▶ _ASSIGNED TASK_:
Would you write out all of the data exactly as it appears below?

▶ _MATERIAL FOR THE TASK_:
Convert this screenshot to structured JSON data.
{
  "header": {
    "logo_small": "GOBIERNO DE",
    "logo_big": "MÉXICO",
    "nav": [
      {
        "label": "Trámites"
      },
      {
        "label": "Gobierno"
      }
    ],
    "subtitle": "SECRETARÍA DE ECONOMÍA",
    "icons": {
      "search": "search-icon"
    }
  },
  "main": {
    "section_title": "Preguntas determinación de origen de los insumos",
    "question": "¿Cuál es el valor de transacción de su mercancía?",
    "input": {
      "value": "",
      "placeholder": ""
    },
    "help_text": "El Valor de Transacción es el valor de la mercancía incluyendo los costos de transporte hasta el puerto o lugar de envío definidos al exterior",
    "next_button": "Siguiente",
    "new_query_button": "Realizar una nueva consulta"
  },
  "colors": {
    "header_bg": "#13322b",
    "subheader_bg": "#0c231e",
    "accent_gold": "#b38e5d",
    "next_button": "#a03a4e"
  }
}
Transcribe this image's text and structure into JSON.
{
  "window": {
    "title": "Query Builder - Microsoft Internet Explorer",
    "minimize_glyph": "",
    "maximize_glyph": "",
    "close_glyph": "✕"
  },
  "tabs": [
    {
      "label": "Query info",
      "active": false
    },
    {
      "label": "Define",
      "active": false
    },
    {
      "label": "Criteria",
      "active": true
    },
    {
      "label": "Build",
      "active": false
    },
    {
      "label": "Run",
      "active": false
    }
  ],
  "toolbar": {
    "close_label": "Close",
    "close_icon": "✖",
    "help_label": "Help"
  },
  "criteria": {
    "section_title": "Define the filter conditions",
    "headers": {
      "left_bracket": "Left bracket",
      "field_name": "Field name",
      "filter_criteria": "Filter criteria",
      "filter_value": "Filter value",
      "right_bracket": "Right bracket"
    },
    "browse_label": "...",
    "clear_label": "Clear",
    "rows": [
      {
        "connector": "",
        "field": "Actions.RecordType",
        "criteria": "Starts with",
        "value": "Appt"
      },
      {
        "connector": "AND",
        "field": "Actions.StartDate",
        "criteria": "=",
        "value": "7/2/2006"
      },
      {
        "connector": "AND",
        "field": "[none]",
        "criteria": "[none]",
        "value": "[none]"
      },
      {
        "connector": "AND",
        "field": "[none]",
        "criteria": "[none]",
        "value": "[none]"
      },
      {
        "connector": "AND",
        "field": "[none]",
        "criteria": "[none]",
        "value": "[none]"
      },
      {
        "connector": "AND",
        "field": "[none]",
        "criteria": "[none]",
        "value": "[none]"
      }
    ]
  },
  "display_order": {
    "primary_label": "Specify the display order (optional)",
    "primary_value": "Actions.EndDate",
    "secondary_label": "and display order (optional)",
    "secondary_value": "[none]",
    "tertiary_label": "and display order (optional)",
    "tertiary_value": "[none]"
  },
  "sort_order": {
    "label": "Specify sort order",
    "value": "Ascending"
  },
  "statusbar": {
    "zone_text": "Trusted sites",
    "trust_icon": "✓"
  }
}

▶ _ANSWER TO THE EXERCISE_:
Convert this screenshot to structured JSON data.
{
  "header": {
    "logo_small": "GOBIERNO DE",
    "logo_big": "MÉXICO",
    "nav": [
      {
        "label": "Trámites"
      },
      {
        "label": "Gobierno"
      }
    ],
    "subtitle": "SECRETARÍA DE ECONOMÍA",
    "icons": {
      "search": "search-icon"
    }
  },
  "main": {
    "section_title": "Preguntas determinación de origen de los insumos",
    "question": "¿Cuál es el valor de transacción de su mercancía?",
    "input": {
      "value": "",
      "placeholder": ""
    },
    "help_text": "El Valor de Transacción es el valor de la mercancía incluyendo los costos de transporte hasta el puerto o lugar de envío definidos al exterior",
    "next_button": "Siguiente",
    "new_query_button": "Realizar una nueva consulta"
  },
  "colors": {
    "header_bg": "#13322b",
    "subheader_bg": "#0c231e",
    "accent_gold": "#b38e5d",
    "next_button": "#a03a4e"
  }
}
Transcribe this image's text and structure into JSON.
{
  "window": {
    "title": "Query Builder - Microsoft Internet Explorer",
    "minimize_glyph": "",
    "maximize_glyph": "",
    "close_glyph": "✕"
  },
  "tabs": [
    {
      "label": "Query info",
      "active": false
    },
    {
      "label": "Define",
      "active": false
    },
    {
      "label": "Criteria",
      "active": true
    },
    {
      "label": "Build",
      "active": false
    },
    {
      "label": "Run",
      "active": false
    }
  ],
  "toolbar": {
    "close_label": "Close",
    "close_icon": "✖",
    "help_label": "Help"
  },
  "criteria": {
    "section_title": "Define the filter conditions",
    "headers": {
      "left_bracket": "Left bracket",
      "field_name": "Field name",
      "filter_criteria": "Filter criteria",
      "filter_value": "Filter value",
      "right_bracket": "Right bracket"
    },
    "browse_label": "...",
    "clear_label": "Clear",
    "rows": [
      {
        "connector": "",
        "field": "Actions.RecordType",
        "criteria": "Starts with",
        "value": "Appt"
      },
      {
        "connector": "AND",
        "field": "Actions.StartDate",
        "criteria": "=",
        "value": "7/2/2006"
      },
      {
        "connector": "AND",
        "field": "[none]",
        "criteria": "[none]",
        "value": "[none]"
      },
      {
        "connector": "AND",
        "field": "[none]",
        "criteria": "[none]",
        "value": "[none]"
      },
      {
        "connector": "AND",
        "field": "[none]",
        "criteria": "[none]",
        "value": "[none]"
      },
      {
        "connector": "AND",
        "field": "[none]",
        "criteria": "[none]",
        "value": "[none]"
      }
    ]
  },
  "display_order": {
    "primary_label": "Specify the display order (optional)",
    "primary_value": "Actions.EndDate",
    "secondary_label": "and display order (optional)",
    "secondary_value": "[none]",
    "tertiary_label": "and display order (optional)",
    "tertiary_value": "[none]"
  },
  "sort_order": {
    "label": "Specify sort order",
    "value": "Ascending"
  },
  "statusbar": {
    "zone_text": "Trusted sites",
    "trust_icon": "✓"
  }
}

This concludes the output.